In July, their consolidated performance dropped to 4.83 per cent, as both Port Harcourt and Kaduna refineries processed no crude and posted zero per cent capacities, while Warri recorded a capacity utilisation of 17.19 per cent.
In August, which is the month with the most recent update for the refineries, their combined capacity utilisation dropped further to 3.02 per cent.
Port Harcourt and Kaduna refineries maintained their dormancy in August, as only Warri refinery processed crude but its capacity utilisation plunged to 10.75 per cent.
However, the Director-General, Lagos Chamber of Commerce and Industry, Muda Yusuf, did not see any reason why the government, through the NNPC, would want to spend more funds on the refineries.
He said, “I think the government should just disengage from all this refinery business and any other business that is not a social activity. It should disengage completely, as these businesses are not functioning properly because of governance and corporate governance problems, political interference and more.
“And for as long as these businesses remain within the domain of the public sector, they can’t function well. If they function at all, they can’t function efficiently. So the best thing is for the government to just let go and sell them to the private sector.”
Yusuf added, “So, the advice is that the government should encourage private sector players to take over the downstream segment of the petroleum business. The government should only play a regulatory and not an operational role.

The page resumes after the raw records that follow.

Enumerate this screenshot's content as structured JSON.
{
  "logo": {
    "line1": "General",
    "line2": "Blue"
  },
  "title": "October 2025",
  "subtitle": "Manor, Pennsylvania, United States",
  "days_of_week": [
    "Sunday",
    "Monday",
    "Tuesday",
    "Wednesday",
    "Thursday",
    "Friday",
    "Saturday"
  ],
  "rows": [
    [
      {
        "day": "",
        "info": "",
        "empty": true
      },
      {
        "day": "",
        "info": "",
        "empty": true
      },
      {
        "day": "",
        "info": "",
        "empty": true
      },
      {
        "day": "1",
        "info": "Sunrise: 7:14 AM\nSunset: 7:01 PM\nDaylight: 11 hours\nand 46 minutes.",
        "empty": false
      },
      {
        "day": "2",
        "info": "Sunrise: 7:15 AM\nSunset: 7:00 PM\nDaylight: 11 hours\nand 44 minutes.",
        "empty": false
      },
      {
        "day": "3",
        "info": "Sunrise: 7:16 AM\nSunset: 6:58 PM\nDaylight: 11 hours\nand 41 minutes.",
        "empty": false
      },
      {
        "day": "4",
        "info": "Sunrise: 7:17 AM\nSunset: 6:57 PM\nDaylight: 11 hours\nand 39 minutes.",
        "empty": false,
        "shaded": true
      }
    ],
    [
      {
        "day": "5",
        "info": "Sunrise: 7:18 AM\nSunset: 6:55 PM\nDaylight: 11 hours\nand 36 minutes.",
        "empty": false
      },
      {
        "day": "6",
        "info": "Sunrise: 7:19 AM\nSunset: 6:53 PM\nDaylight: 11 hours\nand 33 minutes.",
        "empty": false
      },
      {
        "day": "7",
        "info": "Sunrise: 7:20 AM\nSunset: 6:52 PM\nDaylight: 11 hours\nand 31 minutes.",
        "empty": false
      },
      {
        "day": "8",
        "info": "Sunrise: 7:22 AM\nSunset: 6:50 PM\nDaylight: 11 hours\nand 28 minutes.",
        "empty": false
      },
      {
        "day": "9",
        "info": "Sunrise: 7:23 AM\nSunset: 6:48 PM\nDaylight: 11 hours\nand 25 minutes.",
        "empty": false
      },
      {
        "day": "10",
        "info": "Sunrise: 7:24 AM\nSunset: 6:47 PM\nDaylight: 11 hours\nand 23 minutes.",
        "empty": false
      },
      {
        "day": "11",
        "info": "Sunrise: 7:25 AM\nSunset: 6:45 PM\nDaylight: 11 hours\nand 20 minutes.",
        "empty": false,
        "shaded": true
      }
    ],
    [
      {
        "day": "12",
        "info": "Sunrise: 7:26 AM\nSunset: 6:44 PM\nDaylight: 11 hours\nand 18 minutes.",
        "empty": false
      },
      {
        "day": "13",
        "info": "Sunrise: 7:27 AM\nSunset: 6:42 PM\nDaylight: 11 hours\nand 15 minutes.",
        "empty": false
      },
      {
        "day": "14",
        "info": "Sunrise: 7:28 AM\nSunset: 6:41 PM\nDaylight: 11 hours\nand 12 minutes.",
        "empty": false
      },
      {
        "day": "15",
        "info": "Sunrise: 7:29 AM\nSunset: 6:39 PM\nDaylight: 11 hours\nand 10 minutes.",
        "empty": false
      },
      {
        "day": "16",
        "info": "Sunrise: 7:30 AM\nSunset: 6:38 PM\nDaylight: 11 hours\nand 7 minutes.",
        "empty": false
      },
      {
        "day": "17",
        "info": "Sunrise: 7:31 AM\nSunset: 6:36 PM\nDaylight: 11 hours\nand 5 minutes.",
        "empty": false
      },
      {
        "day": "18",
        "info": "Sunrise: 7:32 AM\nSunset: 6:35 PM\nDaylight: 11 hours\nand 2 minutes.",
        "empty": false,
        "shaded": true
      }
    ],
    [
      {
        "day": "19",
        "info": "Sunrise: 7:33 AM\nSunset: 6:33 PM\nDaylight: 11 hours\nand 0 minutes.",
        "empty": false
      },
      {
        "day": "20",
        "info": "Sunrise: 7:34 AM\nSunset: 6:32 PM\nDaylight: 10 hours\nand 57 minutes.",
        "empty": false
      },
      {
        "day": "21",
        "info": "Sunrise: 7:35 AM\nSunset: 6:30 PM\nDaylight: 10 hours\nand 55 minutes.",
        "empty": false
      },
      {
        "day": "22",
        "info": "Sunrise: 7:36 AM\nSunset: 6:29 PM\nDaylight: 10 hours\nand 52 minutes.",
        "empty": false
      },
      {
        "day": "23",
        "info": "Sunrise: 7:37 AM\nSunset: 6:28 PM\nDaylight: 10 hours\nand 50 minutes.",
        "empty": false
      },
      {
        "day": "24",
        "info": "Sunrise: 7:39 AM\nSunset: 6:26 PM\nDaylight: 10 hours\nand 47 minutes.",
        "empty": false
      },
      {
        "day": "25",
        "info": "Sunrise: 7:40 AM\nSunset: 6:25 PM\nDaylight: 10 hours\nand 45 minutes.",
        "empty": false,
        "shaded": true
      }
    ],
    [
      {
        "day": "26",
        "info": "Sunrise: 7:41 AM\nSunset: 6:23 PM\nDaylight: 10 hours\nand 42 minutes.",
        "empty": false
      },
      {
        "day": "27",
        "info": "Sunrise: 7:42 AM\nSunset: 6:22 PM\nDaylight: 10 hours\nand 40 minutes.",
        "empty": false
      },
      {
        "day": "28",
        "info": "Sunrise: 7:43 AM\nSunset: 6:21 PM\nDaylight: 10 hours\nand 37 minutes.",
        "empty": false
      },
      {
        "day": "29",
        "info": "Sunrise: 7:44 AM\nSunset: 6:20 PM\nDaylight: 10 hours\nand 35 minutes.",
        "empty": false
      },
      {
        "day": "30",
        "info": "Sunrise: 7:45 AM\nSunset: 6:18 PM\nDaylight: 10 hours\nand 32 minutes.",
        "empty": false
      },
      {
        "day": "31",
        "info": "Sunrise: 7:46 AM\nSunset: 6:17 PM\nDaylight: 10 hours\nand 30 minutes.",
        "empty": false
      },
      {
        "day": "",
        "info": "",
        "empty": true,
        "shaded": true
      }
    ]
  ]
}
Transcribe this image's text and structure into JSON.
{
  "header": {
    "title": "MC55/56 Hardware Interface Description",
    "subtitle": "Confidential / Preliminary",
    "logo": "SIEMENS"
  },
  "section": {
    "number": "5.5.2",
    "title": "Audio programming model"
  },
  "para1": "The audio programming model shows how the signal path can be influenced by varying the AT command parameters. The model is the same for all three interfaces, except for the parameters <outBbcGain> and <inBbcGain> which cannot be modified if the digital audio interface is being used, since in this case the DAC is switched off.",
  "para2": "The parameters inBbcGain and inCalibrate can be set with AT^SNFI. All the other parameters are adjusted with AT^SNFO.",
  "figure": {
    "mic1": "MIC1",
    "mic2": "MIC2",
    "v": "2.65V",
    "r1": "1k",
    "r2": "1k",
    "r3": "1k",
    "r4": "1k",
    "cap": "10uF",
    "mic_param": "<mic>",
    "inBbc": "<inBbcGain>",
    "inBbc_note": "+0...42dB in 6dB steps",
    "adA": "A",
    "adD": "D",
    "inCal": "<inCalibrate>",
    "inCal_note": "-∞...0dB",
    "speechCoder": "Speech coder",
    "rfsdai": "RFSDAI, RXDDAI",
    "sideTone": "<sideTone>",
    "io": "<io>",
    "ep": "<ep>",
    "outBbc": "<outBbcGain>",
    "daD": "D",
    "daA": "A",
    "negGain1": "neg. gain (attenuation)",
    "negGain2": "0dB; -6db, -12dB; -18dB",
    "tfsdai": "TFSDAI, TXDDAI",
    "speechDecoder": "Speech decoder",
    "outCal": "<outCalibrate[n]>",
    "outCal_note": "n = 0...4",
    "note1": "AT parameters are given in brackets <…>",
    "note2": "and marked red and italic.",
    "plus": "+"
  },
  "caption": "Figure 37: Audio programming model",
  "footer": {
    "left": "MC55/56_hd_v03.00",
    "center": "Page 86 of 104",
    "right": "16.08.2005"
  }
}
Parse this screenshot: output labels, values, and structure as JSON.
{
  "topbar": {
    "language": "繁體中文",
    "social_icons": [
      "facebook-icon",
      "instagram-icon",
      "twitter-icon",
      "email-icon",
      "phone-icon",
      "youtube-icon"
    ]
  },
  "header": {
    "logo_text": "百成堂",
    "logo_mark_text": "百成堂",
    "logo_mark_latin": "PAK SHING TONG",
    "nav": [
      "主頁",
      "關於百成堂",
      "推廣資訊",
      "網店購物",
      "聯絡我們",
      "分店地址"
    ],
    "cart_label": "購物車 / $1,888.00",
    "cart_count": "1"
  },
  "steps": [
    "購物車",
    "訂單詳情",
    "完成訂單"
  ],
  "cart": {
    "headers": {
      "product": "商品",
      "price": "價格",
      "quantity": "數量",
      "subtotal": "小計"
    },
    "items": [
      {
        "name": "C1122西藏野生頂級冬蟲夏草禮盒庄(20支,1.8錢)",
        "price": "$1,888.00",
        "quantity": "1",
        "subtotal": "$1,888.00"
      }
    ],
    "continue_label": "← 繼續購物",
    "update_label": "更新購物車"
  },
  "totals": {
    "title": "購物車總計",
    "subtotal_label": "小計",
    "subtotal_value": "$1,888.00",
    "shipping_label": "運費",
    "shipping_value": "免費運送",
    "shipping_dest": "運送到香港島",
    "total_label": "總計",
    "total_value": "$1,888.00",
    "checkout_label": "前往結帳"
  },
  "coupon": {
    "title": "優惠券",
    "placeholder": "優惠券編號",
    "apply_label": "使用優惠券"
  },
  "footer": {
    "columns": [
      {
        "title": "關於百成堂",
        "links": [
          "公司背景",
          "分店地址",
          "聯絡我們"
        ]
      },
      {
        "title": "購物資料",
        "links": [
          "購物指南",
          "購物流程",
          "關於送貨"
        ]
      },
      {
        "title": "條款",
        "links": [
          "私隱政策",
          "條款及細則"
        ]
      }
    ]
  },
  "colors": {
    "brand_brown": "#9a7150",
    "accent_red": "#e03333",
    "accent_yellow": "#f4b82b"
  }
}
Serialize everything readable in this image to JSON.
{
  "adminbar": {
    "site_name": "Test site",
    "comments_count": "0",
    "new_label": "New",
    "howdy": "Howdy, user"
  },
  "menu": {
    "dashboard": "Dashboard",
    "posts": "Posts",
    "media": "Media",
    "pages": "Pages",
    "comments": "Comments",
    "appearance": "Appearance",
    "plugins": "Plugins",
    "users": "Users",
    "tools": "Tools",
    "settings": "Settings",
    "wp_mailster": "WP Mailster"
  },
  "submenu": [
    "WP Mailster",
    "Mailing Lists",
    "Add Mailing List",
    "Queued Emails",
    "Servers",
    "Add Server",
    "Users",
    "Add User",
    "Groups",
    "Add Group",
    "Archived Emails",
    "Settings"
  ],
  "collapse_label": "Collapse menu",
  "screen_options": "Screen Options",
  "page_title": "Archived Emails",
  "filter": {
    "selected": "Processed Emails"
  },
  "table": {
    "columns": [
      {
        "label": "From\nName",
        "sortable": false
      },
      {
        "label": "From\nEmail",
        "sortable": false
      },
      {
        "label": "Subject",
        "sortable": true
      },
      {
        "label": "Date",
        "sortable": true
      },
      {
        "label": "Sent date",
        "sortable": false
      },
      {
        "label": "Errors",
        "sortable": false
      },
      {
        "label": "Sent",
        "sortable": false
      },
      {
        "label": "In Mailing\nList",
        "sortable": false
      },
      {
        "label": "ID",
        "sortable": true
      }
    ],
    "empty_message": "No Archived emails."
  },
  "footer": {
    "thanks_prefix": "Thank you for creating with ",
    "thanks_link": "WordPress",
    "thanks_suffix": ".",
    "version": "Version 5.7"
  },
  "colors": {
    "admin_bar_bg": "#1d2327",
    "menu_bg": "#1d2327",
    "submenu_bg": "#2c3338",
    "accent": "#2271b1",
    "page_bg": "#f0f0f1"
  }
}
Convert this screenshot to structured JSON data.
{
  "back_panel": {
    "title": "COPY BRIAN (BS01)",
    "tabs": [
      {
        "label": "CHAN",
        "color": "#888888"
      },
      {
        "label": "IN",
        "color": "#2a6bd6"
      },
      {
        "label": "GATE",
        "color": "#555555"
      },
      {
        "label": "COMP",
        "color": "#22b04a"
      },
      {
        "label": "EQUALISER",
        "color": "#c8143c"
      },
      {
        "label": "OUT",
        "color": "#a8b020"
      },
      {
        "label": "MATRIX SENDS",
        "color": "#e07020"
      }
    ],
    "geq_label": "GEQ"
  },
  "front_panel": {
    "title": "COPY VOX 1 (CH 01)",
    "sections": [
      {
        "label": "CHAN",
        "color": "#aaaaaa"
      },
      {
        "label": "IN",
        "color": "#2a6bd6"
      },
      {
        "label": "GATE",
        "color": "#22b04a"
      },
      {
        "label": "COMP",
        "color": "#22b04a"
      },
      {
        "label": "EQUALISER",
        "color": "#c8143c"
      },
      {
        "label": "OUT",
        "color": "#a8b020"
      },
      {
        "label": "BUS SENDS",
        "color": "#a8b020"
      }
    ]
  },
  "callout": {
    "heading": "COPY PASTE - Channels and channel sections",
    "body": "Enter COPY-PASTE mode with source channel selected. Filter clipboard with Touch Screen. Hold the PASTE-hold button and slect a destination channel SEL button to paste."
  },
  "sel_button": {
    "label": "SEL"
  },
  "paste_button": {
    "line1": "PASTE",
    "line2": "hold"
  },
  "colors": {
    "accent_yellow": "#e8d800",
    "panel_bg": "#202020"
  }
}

“Government has no business refining petroleum products, retailing or distributing fuel. It should desist from such because there are more important things to do that have a social impact. Look at our educational system, health sector, roads and rail, those are areas the government should channel its attention to.”